Looking for a way to get your little ones interested in art? Bring them to the Mint Museum Uptown 1 to 4 p.m. Jan. 14 for Sunday Fun Day, a family-friendly event that includes gallery visits, artist demonstrations, family yoga and art activities.

Pinwheel (23)
Among past Sunday Fun Day work: Pinwheels. Courtesy of the Mint Museum

What to see

We’re looking forward to “Interbeing,” new paintings by Kenny Nguyen, at Sozo Gallery (opening reception Jan. 5, exhibition on view through Jan. 31). There will also be a late-night opportunity to see it on Jan. 25, from 7 to 9 p.m., during the Uptown Art Crawl. Nguyen’s title was taken from the relatively new term coined by Thich Nhat Hanh, Buddhist monk and activist, to describe the essential interconnectedness of the universe. We are reminded that we are part of the whole web of life. We are not isolated or alone. It feels like a perfect message as we venture into the new year.

Each week, Grace Cote and Lia Newman offer Observer readers a to-do list on immersing yourself in visual arts around town.

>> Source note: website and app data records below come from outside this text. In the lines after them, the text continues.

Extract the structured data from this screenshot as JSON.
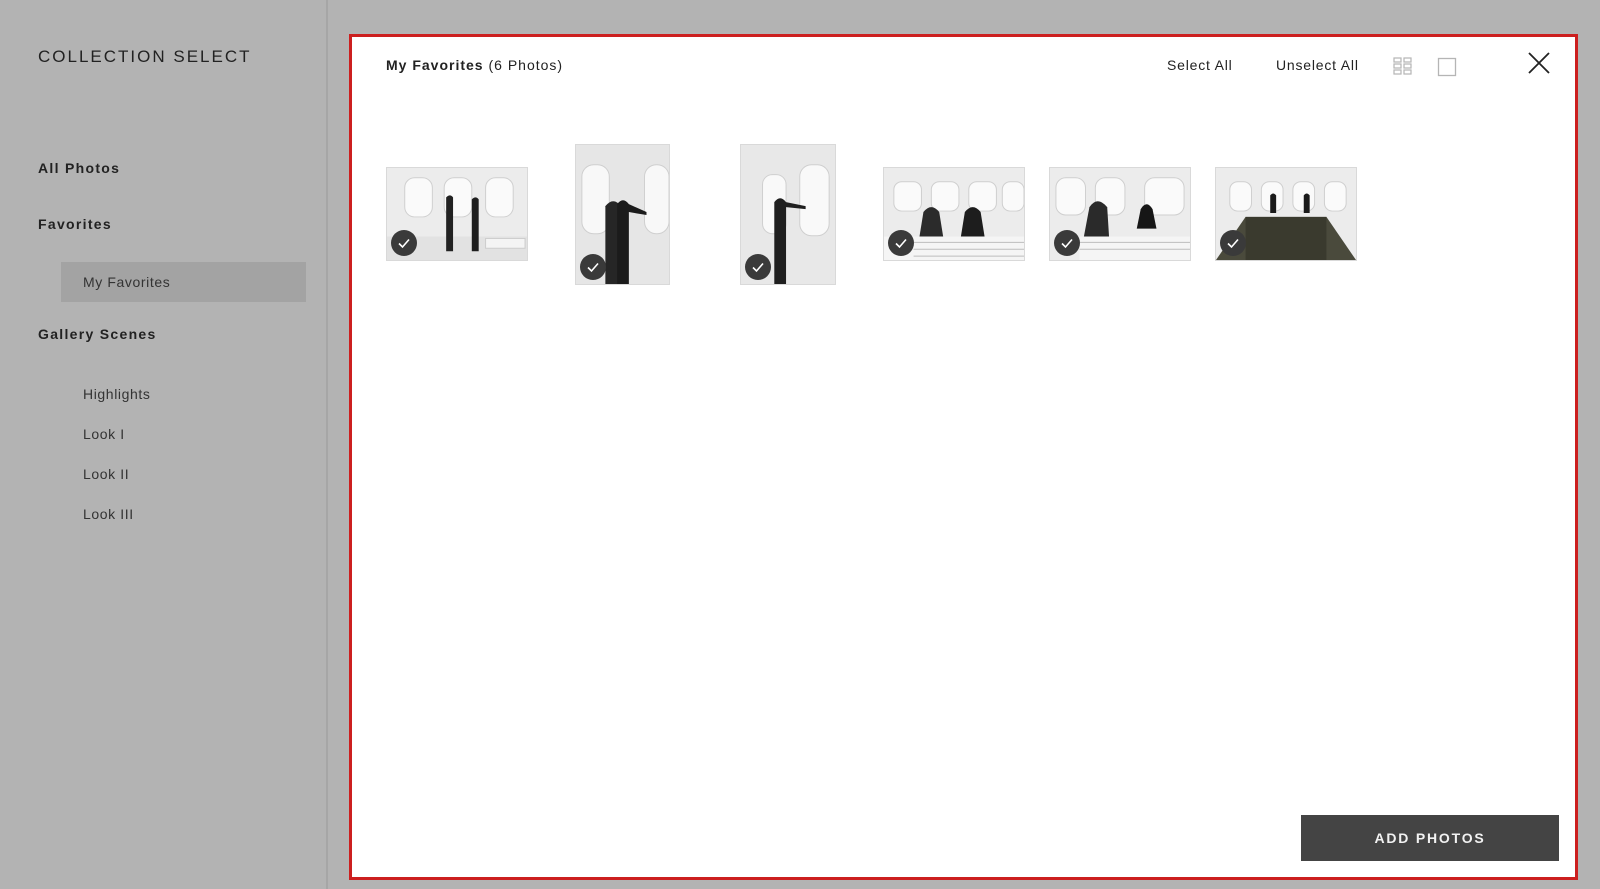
{
  "sidebar": {
    "brand": "COLLECTION SELECT",
    "all_photos": "All Photos",
    "favorites": "Favorites",
    "my_favorites": "My Favorites",
    "gallery_scenes": "Gallery Scenes",
    "scenes": [
      "Highlights",
      "Look I",
      "Look II",
      "Look III"
    ]
  },
  "panel": {
    "title": "My Favorites",
    "count": "(6 Photos)",
    "select_all": "Select All",
    "unselect_all": "Unselect All",
    "grid_view_icon": "grid-view-icon",
    "single_view_icon": "single-view-icon",
    "close_icon": "close-icon",
    "add_button": "ADD PHOTOS"
  },
  "photos": [
    {
      "orientation": "landscape",
      "selected": true
    },
    {
      "orientation": "portrait",
      "selected": true
    },
    {
      "orientation": "portrait",
      "selected": true
    },
    {
      "orientation": "landscape",
      "selected": true
    },
    {
      "orientation": "landscape",
      "selected": true
    },
    {
      "orientation": "landscape",
      "selected": true
    }
  ],
  "colors": {
    "background": "#b3b3b3",
    "active_nav": "#a3a3a3",
    "panel_border": "#cc1f1f",
    "button": "#444444"
  }
}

Newman is director/curator of the Van Every/Smith Galleries at Davidson College, Cote is senior coordinator at Jerald Melberg Gallery, and they collaborate on the blog HappeningsCLT (happeningsCLT.com).

For a seasonlong visual arts calendar, go to: www.charlotteobserver.com/entertainment/arts-culture/article172583126.html.